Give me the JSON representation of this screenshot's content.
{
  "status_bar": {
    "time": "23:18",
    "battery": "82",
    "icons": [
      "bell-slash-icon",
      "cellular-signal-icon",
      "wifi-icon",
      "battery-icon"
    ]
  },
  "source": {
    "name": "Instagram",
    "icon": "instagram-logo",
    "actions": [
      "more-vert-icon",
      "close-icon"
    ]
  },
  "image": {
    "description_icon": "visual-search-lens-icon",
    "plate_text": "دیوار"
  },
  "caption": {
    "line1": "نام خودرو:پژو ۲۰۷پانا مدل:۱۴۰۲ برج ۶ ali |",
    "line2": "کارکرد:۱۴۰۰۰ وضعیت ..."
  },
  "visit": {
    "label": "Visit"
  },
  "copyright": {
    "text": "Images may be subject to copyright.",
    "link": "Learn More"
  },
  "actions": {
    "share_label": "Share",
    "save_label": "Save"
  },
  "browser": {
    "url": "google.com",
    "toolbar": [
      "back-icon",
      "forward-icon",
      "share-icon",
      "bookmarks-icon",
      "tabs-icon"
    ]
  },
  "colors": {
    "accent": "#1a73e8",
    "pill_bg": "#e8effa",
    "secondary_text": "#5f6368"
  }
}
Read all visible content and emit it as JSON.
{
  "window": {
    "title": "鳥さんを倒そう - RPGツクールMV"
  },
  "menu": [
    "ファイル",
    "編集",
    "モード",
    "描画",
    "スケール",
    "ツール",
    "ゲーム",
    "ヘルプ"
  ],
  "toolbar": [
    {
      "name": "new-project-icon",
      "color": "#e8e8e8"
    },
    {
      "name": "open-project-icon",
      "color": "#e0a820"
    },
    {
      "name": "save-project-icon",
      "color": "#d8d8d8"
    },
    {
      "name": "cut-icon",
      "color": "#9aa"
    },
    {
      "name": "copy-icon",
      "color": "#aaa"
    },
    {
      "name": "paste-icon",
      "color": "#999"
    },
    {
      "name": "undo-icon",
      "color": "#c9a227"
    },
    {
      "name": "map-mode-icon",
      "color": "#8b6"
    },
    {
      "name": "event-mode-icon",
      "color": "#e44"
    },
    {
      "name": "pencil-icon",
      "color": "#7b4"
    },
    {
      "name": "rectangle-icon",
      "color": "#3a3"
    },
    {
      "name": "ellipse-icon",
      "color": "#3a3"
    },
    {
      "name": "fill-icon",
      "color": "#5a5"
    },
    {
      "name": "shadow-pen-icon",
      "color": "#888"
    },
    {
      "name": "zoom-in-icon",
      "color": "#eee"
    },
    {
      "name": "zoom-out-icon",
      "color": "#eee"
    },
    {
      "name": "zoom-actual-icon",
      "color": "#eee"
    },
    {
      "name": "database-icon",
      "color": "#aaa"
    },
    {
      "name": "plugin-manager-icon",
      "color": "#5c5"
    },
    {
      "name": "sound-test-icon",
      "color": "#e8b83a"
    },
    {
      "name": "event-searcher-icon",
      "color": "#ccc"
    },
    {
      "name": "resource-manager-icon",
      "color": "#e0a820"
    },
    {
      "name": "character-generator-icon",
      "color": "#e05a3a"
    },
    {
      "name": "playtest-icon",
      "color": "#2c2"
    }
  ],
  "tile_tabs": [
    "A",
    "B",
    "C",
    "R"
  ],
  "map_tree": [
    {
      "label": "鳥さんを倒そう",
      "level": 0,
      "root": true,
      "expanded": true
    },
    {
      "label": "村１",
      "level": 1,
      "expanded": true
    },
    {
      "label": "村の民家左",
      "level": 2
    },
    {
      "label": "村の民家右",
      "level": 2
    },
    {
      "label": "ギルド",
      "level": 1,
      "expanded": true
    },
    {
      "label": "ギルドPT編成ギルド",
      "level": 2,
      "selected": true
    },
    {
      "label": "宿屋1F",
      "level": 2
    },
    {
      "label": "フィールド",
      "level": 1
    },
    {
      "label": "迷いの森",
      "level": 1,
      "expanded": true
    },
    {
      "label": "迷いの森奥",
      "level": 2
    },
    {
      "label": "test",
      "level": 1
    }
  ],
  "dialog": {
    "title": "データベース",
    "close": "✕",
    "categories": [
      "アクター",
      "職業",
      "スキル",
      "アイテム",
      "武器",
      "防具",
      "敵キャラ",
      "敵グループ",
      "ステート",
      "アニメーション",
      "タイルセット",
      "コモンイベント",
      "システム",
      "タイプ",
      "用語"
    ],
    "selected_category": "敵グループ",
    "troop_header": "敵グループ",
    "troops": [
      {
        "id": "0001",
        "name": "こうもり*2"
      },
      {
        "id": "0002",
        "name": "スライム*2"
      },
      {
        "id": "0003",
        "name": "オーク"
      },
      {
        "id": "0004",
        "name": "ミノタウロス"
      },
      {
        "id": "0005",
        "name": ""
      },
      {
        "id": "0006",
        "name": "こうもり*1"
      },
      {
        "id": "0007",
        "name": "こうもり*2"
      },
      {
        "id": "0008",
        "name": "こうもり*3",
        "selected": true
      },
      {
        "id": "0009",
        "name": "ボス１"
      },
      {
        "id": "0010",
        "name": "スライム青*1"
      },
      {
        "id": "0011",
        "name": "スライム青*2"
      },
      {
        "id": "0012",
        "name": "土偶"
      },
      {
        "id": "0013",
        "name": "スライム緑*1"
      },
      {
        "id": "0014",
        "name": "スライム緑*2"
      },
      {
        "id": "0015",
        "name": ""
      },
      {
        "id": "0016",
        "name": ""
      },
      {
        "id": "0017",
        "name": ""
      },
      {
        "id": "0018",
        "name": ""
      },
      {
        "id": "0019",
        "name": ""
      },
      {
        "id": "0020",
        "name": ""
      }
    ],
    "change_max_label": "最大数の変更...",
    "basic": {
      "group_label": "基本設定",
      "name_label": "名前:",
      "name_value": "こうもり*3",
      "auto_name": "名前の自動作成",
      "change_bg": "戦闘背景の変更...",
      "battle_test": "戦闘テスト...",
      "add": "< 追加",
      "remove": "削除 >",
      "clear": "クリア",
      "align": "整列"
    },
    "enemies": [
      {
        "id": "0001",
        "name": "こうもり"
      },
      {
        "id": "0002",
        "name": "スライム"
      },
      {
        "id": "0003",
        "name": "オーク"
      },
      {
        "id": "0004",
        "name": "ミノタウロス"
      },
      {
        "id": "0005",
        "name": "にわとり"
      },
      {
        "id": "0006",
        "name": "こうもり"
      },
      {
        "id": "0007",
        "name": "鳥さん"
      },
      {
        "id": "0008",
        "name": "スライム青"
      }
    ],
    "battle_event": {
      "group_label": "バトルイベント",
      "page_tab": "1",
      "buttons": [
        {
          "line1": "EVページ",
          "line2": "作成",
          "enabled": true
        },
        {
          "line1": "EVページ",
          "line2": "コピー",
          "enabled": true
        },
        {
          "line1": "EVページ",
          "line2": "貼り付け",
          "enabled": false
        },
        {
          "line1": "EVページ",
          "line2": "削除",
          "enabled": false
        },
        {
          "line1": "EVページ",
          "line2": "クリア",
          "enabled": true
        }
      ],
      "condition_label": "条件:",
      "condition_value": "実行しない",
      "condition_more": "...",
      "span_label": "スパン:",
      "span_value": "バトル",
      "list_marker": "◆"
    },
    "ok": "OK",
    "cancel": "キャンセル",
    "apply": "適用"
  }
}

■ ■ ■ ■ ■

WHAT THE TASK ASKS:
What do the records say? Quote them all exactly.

SOLUTION TO THE EXERCISE:
Give me the JSON representation of this screenshot's content.
{
  "status_bar": {
    "time": "23:18",
    "battery": "82",
    "icons": [
      "bell-slash-icon",
      "cellular-signal-icon",
      "wifi-icon",
      "battery-icon"
    ]
  },
  "source": {
    "name": "Instagram",
    "icon": "instagram-logo",
    "actions": [
      "more-vert-icon",
      "close-icon"
    ]
  },
  "image": {
    "description_icon": "visual-search-lens-icon",
    "plate_text": "دیوار"
  },
  "caption": {
    "line1": "نام خودرو:پژو ۲۰۷پانا مدل:۱۴۰۲ برج ۶ ali |",
    "line2": "کارکرد:۱۴۰۰۰ وضعیت ..."
  },
  "visit": {
    "label": "Visit"
  },
  "copyright": {
    "text": "Images may be subject to copyright.",
    "link": "Learn More"
  },
  "actions": {
    "share_label": "Share",
    "save_label": "Save"
  },
  "browser": {
    "url": "google.com",
    "toolbar": [
      "back-icon",
      "forward-icon",
      "share-icon",
      "bookmarks-icon",
      "tabs-icon"
    ]
  },
  "colors": {
    "accent": "#1a73e8",
    "pill_bg": "#e8effa",
    "secondary_text": "#5f6368"
  }
}
Read all visible content and emit it as JSON.
{
  "window": {
    "title": "鳥さんを倒そう - RPGツクールMV"
  },
  "menu": [
    "ファイル",
    "編集",
    "モード",
    "描画",
    "スケール",
    "ツール",
    "ゲーム",
    "ヘルプ"
  ],
  "toolbar": [
    {
      "name": "new-project-icon",
      "color": "#e8e8e8"
    },
    {
      "name": "open-project-icon",
      "color": "#e0a820"
    },
    {
      "name": "save-project-icon",
      "color": "#d8d8d8"
    },
    {
      "name": "cut-icon",
      "color": "#9aa"
    },
    {
      "name": "copy-icon",
      "color": "#aaa"
    },
    {
      "name": "paste-icon",
      "color": "#999"
    },
    {
      "name": "undo-icon",
      "color": "#c9a227"
    },
    {
      "name": "map-mode-icon",
      "color": "#8b6"
    },
    {
      "name": "event-mode-icon",
      "color": "#e44"
    },
    {
      "name": "pencil-icon",
      "color": "#7b4"
    },
    {
      "name": "rectangle-icon",
      "color": "#3a3"
    },
    {
      "name": "ellipse-icon",
      "color": "#3a3"
    },
    {
      "name": "fill-icon",
      "color": "#5a5"
    },
    {
      "name": "shadow-pen-icon",
      "color": "#888"
    },
    {
      "name": "zoom-in-icon",
      "color": "#eee"
    },
    {
      "name": "zoom-out-icon",
      "color": "#eee"
    },
    {
      "name": "zoom-actual-icon",
      "color": "#eee"
    },
    {
      "name": "database-icon",
      "color": "#aaa"
    },
    {
      "name": "plugin-manager-icon",
      "color": "#5c5"
    },
    {
      "name": "sound-test-icon",
      "color": "#e8b83a"
    },
    {
      "name": "event-searcher-icon",
      "color": "#ccc"
    },
    {
      "name": "resource-manager-icon",
      "color": "#e0a820"
    },
    {
      "name": "character-generator-icon",
      "color": "#e05a3a"
    },
    {
      "name": "playtest-icon",
      "color": "#2c2"
    }
  ],
  "tile_tabs": [
    "A",
    "B",
    "C",
    "R"
  ],
  "map_tree": [
    {
      "label": "鳥さんを倒そう",
      "level": 0,
      "root": true,
      "expanded": true
    },
    {
      "label": "村１",
      "level": 1,
      "expanded": true
    },
    {
      "label": "村の民家左",
      "level": 2
    },
    {
      "label": "村の民家右",
      "level": 2
    },
    {
      "label": "ギルド",
      "level": 1,
      "expanded": true
    },
    {
      "label": "ギルドPT編成ギルド",
      "level": 2,
      "selected": true
    },
    {
      "label": "宿屋1F",
      "level": 2
    },
    {
      "label": "フィールド",
      "level": 1
    },
    {
      "label": "迷いの森",
      "level": 1,
      "expanded": true
    },
    {
      "label": "迷いの森奥",
      "level": 2
    },
    {
      "label": "test",
      "level": 1
    }
  ],
  "dialog": {
    "title": "データベース",
    "close": "✕",
    "categories": [
      "アクター",
      "職業",
      "スキル",
      "アイテム",
      "武器",
      "防具",
      "敵キャラ",
      "敵グループ",
      "ステート",
      "アニメーション",
      "タイルセット",
      "コモンイベント",
      "システム",
      "タイプ",
      "用語"
    ],
    "selected_category": "敵グループ",
    "troop_header": "敵グループ",
    "troops": [
      {
        "id": "0001",
        "name": "こうもり*2"
      },
      {
        "id": "0002",
        "name": "スライム*2"
      },
      {
        "id": "0003",
        "name": "オーク"
      },
      {
        "id": "0004",
        "name": "ミノタウロス"
      },
      {
        "id": "0005",
        "name": ""
      },
      {
        "id": "0006",
        "name": "こうもり*1"
      },
      {
        "id": "0007",
        "name": "こうもり*2"
      },
      {
        "id": "0008",
        "name": "こうもり*3",
        "selected": true
      },
      {
        "id": "0009",
        "name": "ボス１"
      },
      {
        "id": "0010",
        "name": "スライム青*1"
      },
      {
        "id": "0011",
        "name": "スライム青*2"
      },
      {
        "id": "0012",
        "name": "土偶"
      },
      {
        "id": "0013",
        "name": "スライム緑*1"
      },
      {
        "id": "0014",
        "name": "スライム緑*2"
      },
      {
        "id": "0015",
        "name": ""
      },
      {
        "id": "0016",
        "name": ""
      },
      {
        "id": "0017",
        "name": ""
      },
      {
        "id": "0018",
        "name": ""
      },
      {
        "id": "0019",
        "name": ""
      },
      {
        "id": "0020",
        "name": ""
      }
    ],
    "change_max_label": "最大数の変更...",
    "basic": {
      "group_label": "基本設定",
      "name_label": "名前:",
      "name_value": "こうもり*3",
      "auto_name": "名前の自動作成",
      "change_bg": "戦闘背景の変更...",
      "battle_test": "戦闘テスト...",
      "add": "< 追加",
      "remove": "削除 >",
      "clear": "クリア",
      "align": "整列"
    },
    "enemies": [
      {
        "id": "0001",
        "name": "こうもり"
      },
      {
        "id": "0002",
        "name": "スライム"
      },
      {
        "id": "0003",
        "name": "オーク"
      },
      {
        "id": "0004",
        "name": "ミノタウロス"
      },
      {
        "id": "0005",
        "name": "にわとり"
      },
      {
        "id": "0006",
        "name": "こうもり"
      },
      {
        "id": "0007",
        "name": "鳥さん"
      },
      {
        "id": "0008",
        "name": "スライム青"
      }
    ],
    "battle_event": {
      "group_label": "バトルイベント",
      "page_tab": "1",
      "buttons": [
        {
          "line1": "EVページ",
          "line2": "作成",
          "enabled": true
        },
        {
          "line1": "EVページ",
          "line2": "コピー",
          "enabled": true
        },
        {
          "line1": "EVページ",
          "line2": "貼り付け",
          "enabled": false
        },
        {
          "line1": "EVページ",
          "line2": "削除",
          "enabled": false
        },
        {
          "line1": "EVページ",
          "line2": "クリア",
          "enabled": true
        }
      ],
      "condition_label": "条件:",
      "condition_value": "実行しない",
      "condition_more": "...",
      "span_label": "スパン:",
      "span_value": "バトル",
      "list_marker": "◆"
    },
    "ok": "OK",
    "cancel": "キャンセル",
    "apply": "適用"
  }
}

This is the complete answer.